WHAT TO PRODUCE -
What lines of the data below hold "JSON"? Show them.

━━━━━ GIVEN DATA ━━━━━

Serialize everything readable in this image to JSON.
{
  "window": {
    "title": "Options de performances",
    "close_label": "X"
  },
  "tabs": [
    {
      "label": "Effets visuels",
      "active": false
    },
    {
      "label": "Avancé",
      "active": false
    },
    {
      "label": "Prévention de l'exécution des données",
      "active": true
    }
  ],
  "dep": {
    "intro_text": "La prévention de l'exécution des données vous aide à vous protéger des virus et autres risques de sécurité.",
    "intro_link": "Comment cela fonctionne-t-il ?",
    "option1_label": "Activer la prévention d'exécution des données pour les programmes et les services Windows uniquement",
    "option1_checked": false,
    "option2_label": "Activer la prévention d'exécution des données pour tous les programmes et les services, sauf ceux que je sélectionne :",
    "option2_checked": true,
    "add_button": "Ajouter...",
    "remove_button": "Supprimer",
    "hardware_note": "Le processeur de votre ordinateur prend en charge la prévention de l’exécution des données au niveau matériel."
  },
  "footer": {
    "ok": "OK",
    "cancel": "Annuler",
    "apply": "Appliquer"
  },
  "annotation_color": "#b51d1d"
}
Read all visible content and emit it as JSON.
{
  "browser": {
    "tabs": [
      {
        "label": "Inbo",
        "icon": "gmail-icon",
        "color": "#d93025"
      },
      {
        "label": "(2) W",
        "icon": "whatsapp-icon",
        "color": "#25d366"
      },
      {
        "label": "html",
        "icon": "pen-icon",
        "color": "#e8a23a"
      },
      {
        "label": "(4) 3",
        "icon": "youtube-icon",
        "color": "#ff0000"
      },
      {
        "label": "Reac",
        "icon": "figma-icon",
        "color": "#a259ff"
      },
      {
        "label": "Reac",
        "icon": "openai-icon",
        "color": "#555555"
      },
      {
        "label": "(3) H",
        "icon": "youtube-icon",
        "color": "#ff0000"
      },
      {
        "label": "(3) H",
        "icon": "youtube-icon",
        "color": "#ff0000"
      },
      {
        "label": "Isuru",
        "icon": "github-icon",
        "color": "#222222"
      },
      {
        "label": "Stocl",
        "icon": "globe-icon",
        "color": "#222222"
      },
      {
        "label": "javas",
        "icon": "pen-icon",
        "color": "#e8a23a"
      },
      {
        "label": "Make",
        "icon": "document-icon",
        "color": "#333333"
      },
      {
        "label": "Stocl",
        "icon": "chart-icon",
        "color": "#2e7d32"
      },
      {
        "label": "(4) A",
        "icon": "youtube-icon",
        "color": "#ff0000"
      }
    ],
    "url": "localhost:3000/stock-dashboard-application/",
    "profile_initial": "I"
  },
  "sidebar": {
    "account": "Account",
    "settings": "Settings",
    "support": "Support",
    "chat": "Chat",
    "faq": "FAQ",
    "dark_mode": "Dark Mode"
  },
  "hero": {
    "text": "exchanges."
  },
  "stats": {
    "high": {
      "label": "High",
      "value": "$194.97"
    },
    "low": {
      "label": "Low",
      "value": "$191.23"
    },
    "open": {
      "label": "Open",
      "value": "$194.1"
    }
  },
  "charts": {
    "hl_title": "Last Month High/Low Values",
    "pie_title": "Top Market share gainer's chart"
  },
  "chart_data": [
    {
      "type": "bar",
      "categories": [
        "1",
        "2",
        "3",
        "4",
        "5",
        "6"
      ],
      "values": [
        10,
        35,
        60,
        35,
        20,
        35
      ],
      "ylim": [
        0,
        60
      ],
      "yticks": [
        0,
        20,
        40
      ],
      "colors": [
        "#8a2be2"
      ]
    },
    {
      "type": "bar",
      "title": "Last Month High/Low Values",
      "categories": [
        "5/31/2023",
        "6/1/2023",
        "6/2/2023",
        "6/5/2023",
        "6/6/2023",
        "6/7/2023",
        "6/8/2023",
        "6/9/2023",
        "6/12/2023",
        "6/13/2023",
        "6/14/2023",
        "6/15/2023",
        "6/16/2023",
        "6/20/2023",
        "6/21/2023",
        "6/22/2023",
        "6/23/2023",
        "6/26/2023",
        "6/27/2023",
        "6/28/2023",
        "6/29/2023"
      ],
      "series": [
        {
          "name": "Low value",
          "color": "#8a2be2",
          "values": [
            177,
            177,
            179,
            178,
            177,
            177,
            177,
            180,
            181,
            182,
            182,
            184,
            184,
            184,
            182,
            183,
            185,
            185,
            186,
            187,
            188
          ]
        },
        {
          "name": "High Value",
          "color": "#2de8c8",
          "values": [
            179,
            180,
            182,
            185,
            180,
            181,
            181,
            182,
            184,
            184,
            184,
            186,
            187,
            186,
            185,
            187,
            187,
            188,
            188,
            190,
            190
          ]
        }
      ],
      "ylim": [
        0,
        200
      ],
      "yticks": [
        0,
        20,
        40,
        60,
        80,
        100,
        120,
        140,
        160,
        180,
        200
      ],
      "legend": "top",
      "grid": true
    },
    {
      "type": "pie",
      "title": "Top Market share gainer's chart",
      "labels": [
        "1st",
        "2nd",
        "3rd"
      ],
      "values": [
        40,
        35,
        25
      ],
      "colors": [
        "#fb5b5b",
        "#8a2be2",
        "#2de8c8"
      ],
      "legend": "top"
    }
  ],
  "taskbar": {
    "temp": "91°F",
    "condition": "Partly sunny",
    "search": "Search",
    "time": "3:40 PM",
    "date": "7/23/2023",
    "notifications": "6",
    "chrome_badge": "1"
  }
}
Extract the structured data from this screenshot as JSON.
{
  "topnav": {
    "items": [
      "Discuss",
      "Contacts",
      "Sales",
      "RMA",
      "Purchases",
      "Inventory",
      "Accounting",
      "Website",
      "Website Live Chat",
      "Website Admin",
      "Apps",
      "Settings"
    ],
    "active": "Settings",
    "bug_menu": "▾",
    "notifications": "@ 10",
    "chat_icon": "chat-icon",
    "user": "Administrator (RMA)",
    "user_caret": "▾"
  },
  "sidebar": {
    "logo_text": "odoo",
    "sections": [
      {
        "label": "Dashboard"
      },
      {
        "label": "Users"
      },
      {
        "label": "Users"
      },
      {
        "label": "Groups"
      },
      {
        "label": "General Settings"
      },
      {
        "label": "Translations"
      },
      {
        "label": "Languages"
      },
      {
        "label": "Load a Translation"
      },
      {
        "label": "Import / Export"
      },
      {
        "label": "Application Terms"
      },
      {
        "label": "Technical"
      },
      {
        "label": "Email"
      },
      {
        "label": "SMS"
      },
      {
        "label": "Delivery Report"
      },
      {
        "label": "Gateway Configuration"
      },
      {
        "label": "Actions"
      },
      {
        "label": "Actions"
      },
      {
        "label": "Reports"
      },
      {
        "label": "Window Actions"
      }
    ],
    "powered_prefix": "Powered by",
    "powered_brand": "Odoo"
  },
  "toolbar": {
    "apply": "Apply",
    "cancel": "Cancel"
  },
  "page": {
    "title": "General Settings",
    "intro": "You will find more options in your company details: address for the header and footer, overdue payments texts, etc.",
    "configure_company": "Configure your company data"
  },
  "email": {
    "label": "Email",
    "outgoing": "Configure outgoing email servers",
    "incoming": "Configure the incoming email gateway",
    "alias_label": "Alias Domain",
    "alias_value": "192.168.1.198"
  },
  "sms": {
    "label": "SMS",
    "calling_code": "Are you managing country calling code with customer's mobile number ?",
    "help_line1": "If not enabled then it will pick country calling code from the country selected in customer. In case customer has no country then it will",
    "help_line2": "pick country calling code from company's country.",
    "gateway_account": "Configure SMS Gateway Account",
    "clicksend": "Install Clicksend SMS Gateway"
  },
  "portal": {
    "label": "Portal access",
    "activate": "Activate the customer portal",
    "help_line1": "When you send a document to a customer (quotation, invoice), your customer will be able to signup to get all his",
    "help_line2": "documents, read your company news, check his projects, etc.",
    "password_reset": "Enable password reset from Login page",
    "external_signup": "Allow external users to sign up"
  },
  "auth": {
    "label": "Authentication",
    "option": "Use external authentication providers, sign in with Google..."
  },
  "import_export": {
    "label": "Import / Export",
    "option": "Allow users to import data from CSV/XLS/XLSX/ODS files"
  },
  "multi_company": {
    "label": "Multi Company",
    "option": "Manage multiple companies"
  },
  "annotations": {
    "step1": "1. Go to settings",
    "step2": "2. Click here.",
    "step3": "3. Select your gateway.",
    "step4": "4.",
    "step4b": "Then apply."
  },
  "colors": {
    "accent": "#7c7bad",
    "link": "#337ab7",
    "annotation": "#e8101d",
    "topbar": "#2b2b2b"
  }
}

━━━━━

OUTPUT FOR THIS TASK -
Serialize everything readable in this image to JSON.
Read all visible content and emit it as JSON.
Extract the structured data from this screenshot as JSON.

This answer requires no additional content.